One of the most difficult pieces of league organization is team formation. Team formation brings together a lot of different factors including groups, skill balance, and attendance among other things.
The primary goal when building the team generation piece of the Ann Arbor Ultimate league application was to make this an easy process (select captains, choose number of teams, click “Go!”). Other goals of the league and the team generation feature are:
- We want to allow players to sign up by themselves or in a small group. We strong believe that reducing the barrier for entry (vs. similar clique/bring-your-own-team leagues) is key in introducing the sport to more players.
- Each team should have the same number of women on it (+/- 1, based on the number of registrations).
- Each team should be roughly equivalent in number and skill (i.e. playing time should be equal and any team should be able to beat any other team).
- By using an open-source algorithm to generate teams (generate, not form), we are removing the human element and giving league organizers a bit of a scape-goat. Bad team? Really good team? At least they can’t fully blame the organizers. It’s work in progress. :)
These goals were largely achieved, but it has gone under a number of revisions. For instance, we’ve reversed the distribution placing lower ranked players first. We placed a higher importance on splitting up new players than splitting up veterans.

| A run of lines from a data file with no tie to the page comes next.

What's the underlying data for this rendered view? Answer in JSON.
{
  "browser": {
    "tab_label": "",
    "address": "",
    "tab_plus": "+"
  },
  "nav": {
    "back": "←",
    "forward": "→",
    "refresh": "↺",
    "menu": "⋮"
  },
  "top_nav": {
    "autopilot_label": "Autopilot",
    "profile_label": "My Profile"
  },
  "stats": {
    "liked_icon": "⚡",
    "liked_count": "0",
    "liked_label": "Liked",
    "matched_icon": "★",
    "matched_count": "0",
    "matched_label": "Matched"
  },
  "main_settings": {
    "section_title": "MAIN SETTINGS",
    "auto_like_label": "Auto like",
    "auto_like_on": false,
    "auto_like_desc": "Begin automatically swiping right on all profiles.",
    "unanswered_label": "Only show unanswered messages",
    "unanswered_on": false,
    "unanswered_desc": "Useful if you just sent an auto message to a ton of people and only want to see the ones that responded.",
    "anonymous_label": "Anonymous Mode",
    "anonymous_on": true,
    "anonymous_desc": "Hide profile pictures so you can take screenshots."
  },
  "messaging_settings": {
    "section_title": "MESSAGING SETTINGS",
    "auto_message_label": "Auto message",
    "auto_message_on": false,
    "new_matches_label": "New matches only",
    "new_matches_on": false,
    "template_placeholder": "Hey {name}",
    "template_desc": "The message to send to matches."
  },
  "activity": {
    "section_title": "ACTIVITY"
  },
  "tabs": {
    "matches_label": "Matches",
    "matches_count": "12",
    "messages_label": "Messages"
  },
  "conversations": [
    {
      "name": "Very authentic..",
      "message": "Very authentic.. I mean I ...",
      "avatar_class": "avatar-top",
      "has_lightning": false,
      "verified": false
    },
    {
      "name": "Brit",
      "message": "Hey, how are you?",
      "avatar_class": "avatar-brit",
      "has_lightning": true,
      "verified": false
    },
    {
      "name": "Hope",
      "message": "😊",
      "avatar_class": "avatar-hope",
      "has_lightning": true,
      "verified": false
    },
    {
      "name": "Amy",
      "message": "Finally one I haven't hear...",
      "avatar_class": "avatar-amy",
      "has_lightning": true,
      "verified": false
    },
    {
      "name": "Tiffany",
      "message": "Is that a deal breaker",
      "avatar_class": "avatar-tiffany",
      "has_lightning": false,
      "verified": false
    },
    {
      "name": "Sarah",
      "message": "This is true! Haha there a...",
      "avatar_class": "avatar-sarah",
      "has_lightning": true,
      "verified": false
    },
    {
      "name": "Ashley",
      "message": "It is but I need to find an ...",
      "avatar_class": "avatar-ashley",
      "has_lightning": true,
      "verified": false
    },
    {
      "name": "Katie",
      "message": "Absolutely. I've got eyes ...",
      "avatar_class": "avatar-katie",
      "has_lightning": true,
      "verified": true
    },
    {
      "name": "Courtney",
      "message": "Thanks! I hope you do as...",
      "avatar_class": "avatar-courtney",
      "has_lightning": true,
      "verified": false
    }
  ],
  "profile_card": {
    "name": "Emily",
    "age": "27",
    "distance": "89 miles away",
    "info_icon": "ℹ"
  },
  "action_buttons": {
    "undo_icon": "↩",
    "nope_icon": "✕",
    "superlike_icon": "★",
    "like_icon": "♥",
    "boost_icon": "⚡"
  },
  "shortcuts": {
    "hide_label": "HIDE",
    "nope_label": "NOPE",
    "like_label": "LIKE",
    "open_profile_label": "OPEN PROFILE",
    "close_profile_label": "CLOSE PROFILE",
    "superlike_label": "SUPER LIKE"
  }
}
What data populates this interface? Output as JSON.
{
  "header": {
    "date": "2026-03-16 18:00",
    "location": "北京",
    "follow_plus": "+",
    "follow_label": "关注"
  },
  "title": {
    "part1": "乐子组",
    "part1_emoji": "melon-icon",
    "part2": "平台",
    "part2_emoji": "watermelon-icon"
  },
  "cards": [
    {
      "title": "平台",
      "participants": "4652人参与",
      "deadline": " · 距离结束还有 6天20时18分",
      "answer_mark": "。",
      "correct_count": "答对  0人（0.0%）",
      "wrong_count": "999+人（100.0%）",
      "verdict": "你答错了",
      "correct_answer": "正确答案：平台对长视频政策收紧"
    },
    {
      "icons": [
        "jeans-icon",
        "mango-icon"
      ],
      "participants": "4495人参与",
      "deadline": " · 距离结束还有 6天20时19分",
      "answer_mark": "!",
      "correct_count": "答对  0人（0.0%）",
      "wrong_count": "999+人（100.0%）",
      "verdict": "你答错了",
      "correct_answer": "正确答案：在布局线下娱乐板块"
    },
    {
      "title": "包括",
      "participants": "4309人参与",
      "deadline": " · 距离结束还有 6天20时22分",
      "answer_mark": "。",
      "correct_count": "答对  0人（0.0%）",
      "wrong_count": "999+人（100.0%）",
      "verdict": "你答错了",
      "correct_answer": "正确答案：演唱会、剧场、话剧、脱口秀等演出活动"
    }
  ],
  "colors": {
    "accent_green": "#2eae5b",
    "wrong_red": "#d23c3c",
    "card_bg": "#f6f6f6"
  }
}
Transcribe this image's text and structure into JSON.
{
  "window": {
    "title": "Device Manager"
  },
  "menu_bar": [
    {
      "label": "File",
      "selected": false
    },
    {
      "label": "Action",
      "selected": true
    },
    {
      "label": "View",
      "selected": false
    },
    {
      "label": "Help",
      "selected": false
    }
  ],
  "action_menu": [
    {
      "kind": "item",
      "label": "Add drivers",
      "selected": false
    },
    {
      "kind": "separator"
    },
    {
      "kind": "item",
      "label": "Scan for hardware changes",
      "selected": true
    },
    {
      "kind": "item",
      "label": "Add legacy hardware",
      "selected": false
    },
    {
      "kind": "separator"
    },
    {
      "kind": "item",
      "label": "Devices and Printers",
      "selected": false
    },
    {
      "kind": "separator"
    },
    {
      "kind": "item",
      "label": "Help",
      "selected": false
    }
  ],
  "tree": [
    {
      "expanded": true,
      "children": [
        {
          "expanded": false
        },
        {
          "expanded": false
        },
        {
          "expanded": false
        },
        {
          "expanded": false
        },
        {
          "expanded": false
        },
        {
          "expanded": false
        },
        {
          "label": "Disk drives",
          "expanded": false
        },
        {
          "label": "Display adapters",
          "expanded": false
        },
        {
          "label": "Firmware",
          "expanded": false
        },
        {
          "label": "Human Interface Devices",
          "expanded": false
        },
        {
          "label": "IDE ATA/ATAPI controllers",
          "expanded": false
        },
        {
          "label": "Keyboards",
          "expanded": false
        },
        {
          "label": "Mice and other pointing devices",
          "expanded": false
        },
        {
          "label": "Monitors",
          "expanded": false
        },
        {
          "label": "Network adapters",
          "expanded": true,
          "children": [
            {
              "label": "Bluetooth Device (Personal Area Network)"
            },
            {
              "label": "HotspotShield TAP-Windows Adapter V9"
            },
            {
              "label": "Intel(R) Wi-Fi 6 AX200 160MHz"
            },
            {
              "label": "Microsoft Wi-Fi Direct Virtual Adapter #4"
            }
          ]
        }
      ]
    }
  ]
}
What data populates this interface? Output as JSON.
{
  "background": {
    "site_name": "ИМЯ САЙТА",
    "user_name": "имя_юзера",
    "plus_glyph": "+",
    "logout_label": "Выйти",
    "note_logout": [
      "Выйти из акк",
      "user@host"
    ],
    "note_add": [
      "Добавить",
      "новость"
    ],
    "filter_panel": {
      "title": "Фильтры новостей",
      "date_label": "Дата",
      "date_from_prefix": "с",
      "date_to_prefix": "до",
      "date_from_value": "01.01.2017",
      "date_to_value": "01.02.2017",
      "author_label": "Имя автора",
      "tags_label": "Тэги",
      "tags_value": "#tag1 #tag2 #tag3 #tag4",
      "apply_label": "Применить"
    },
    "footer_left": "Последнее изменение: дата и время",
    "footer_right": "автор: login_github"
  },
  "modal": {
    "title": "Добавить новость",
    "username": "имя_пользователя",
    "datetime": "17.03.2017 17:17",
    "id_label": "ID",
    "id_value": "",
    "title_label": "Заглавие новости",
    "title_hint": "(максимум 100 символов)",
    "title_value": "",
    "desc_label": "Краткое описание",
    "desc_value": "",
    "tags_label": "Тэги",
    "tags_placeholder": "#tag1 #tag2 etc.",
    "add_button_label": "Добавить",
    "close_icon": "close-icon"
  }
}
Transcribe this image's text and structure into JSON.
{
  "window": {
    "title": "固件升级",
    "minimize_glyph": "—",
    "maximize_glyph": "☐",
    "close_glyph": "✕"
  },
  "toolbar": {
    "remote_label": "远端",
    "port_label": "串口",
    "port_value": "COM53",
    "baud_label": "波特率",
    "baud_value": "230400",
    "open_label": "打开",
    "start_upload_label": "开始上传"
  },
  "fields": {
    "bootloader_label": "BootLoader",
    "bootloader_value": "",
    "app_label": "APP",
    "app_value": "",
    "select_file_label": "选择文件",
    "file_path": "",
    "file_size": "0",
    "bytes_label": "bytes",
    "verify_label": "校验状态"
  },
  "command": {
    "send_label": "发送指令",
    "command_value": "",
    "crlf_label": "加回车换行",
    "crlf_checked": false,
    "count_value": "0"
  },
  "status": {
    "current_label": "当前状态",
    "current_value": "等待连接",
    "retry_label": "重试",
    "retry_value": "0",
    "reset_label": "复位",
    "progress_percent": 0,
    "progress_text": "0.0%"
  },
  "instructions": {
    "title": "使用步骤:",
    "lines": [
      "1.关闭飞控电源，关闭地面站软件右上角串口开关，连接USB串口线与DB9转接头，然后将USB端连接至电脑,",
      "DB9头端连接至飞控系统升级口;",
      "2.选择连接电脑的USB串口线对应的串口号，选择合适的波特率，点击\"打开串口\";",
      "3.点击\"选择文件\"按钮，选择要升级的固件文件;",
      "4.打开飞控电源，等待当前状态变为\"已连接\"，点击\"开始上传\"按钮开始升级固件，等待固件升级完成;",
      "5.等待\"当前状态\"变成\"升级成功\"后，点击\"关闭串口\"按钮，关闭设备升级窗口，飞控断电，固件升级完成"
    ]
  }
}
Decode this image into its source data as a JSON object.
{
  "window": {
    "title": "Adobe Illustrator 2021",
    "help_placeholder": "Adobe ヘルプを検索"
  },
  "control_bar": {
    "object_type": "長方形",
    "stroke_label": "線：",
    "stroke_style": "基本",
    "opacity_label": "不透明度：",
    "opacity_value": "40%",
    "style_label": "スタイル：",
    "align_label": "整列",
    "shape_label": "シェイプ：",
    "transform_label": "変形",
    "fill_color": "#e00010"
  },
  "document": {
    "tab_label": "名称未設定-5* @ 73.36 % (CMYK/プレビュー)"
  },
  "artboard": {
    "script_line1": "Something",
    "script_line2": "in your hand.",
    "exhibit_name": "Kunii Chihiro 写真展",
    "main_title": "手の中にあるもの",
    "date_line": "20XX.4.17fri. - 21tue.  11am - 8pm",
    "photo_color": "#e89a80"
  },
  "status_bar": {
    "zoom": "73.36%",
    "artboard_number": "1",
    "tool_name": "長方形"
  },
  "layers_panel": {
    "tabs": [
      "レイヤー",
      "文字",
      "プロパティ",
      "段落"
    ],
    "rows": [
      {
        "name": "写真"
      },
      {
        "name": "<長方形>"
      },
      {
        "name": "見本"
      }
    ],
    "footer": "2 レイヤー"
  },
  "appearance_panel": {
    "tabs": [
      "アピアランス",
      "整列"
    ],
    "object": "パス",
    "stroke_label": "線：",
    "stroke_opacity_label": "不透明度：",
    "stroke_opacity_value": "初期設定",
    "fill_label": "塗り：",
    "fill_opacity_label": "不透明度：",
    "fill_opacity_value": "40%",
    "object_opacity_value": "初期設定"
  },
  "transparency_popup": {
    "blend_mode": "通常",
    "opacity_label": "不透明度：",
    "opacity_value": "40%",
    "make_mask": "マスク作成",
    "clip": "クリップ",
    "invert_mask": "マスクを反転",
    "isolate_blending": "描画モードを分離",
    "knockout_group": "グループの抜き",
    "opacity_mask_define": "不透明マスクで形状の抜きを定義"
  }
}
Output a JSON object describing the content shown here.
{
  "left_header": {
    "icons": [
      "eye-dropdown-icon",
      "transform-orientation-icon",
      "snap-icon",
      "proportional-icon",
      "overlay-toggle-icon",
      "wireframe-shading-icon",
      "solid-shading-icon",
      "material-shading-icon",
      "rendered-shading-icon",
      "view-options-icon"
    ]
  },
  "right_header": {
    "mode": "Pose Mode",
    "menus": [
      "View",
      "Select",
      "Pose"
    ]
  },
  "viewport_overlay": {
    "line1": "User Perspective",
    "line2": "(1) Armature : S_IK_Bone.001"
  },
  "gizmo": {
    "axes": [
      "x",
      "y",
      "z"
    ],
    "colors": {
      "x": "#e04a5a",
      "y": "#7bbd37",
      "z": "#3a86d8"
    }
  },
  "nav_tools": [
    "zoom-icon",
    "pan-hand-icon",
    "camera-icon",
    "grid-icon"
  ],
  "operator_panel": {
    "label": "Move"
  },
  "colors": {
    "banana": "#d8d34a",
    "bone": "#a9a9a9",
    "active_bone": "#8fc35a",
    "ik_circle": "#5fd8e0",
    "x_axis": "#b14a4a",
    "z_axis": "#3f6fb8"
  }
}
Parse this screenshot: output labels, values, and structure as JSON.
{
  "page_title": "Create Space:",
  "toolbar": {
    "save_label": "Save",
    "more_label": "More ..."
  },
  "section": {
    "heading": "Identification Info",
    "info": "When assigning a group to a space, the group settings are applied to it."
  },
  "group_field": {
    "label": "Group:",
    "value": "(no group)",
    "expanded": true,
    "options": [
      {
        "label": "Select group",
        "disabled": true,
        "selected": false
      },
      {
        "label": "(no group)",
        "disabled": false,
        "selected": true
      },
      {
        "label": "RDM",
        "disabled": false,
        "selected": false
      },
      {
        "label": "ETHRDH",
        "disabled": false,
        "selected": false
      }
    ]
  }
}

This was just one change, but seems to give us slightly better results.
How does it work?
Each player is basically defined by three characteristics; their gender, their composite rating, and their attendance. The composite rating is determined by providing a weight for each of the skill answers provided. Each player is then placed into groups, which are ordered by size and then combined skill.
Teams are generated by first placing captains. After that, all groups with a woman are placed according to the number of women and skill. Finally, men are placed based on group size and skill level.
After a few seconds, you’ve got your teams. The output should have an even number of women, an even number of total players, and skill levels and attendance that are pretty close.